After five years of activity, the Beyond 2015 project closes doors on 31 March 2015. What can we learn from this global campaign? What is the legacy that Beyond2015 will leave behind? Discover the intersecting perspectives from Seamus Jeffreson, CONCORD director and Leo Williams, Beyond2015 project Coordinator. Both will agree: we have a lot to take from this experience!
2015 was without doubt an important year, with Agenda 2030 for Sustainable Development and the Paris Agreement pointing the world in promising new directions, and with the adoption of the Sendai Framework and the Addis Ababa Financing for Development Agenda as additional important milestones. 2015 can also be described as a year in which landmark decisions were made in meeting rooms and conference halls.
When Neva Frecheville joined CAFOD in November 2012, the role included co-chairing the Beyond 2015 with her friend and colleague, Mwangi Waituru, and convening advocacy for the Participate initiative, a global network of 18 organisations aiming to bring high quality evidence on the reality of poverty into the post-2015 debate.
Remember that Goal 8 of the MDG’s agenda was to “develop a Global Partnership for Development.” It is one of the ‘non-achieved’ goal.
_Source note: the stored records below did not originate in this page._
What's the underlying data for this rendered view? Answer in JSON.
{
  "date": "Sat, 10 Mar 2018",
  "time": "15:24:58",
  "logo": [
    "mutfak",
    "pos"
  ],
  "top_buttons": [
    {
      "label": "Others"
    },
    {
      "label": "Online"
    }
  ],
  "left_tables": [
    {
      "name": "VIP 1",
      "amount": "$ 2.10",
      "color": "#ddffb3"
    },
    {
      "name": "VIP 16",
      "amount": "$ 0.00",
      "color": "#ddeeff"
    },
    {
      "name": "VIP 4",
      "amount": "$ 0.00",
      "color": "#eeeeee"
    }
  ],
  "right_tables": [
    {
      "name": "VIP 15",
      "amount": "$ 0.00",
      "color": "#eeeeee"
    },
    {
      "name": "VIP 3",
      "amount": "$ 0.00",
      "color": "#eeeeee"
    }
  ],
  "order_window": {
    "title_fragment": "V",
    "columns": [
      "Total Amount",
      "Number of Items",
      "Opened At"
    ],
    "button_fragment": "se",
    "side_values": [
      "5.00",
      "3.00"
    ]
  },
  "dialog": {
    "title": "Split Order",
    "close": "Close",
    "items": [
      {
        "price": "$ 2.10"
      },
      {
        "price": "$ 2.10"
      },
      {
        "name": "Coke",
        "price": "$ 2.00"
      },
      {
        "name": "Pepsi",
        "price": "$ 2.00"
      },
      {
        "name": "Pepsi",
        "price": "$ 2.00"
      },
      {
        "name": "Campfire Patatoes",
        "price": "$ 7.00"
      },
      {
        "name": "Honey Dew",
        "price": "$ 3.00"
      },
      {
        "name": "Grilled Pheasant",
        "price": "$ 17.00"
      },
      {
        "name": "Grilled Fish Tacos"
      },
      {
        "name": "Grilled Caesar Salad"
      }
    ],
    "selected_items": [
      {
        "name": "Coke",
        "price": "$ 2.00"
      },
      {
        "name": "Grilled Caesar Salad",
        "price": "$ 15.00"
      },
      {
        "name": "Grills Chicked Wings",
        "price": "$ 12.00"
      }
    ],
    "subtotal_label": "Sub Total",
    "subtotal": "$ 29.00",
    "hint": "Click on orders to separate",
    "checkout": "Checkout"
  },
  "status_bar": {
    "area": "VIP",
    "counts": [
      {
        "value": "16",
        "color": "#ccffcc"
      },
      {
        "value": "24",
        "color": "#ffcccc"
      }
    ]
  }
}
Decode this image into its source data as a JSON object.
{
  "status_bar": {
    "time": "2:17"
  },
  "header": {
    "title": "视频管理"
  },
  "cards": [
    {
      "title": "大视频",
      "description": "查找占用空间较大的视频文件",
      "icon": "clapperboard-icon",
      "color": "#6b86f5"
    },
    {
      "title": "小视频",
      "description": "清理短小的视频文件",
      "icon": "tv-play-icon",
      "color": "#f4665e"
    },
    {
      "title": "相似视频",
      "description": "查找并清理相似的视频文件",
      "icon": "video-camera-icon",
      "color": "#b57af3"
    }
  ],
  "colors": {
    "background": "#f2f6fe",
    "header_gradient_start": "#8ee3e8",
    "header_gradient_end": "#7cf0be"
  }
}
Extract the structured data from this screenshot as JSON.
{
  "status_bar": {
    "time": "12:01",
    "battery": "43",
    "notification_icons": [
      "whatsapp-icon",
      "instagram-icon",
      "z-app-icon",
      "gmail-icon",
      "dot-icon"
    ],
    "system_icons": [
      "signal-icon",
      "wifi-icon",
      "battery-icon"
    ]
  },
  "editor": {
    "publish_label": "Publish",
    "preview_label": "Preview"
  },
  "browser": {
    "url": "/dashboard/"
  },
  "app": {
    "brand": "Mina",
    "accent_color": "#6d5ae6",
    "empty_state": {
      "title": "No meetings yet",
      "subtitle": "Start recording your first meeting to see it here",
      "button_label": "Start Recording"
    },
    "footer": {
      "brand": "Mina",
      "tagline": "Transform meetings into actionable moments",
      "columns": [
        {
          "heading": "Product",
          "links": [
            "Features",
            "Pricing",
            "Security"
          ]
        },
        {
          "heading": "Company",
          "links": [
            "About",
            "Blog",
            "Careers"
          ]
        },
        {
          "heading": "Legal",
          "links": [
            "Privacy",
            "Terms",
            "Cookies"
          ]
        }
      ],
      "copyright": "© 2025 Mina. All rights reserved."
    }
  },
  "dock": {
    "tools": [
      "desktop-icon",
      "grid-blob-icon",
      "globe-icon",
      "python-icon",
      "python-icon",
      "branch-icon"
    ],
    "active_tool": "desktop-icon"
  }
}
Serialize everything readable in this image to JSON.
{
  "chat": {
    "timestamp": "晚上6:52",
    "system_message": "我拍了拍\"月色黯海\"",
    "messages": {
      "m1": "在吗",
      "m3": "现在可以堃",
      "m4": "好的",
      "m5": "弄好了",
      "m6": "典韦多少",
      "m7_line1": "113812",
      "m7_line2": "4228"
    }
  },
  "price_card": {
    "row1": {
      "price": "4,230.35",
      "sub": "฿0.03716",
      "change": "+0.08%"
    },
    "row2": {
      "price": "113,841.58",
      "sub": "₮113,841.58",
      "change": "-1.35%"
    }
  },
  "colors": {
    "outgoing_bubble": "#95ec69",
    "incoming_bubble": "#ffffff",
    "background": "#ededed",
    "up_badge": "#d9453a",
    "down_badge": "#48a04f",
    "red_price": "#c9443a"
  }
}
Although the ‘targets’ to achieve were very diverse in nature (debt, ODA, LDC, the private sector, etc.), it is surprising that civil societies involved in the MDGs agenda would not proposed for themselves an ambitious ‘target’ about our own partnerships?